┌──
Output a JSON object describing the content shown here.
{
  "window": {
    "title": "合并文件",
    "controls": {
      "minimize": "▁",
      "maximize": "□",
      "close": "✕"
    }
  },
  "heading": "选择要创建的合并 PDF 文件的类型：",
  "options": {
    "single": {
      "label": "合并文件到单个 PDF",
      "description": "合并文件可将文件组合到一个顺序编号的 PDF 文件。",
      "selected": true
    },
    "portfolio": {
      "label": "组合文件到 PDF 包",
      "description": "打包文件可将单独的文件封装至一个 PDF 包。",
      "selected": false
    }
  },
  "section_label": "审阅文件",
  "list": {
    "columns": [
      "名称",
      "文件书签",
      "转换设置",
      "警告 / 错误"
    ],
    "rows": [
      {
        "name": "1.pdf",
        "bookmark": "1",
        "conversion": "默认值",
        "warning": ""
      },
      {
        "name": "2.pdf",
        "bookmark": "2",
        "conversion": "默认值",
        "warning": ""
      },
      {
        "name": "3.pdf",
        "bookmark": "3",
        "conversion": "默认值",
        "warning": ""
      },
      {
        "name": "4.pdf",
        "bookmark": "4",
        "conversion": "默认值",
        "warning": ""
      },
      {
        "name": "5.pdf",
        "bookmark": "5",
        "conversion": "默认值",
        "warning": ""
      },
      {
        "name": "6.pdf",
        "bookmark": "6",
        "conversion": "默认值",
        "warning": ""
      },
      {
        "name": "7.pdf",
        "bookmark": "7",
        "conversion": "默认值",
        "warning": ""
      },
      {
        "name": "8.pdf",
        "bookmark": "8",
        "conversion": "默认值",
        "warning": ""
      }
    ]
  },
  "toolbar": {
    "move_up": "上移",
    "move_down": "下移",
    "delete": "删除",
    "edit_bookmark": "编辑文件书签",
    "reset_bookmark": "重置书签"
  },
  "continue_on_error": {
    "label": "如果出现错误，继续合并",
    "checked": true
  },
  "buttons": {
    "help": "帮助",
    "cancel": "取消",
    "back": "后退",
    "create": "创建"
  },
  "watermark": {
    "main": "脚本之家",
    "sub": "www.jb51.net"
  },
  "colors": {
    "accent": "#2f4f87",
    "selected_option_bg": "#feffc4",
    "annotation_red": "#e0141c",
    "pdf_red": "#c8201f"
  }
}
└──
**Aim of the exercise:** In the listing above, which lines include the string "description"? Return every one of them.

**Response to this exercise:**
      "description": "合并文件可将文件组合到一个顺序编号的 PDF 文件。",
      "description": "打包文件可将单独的文件封装至一个 PDF 包。",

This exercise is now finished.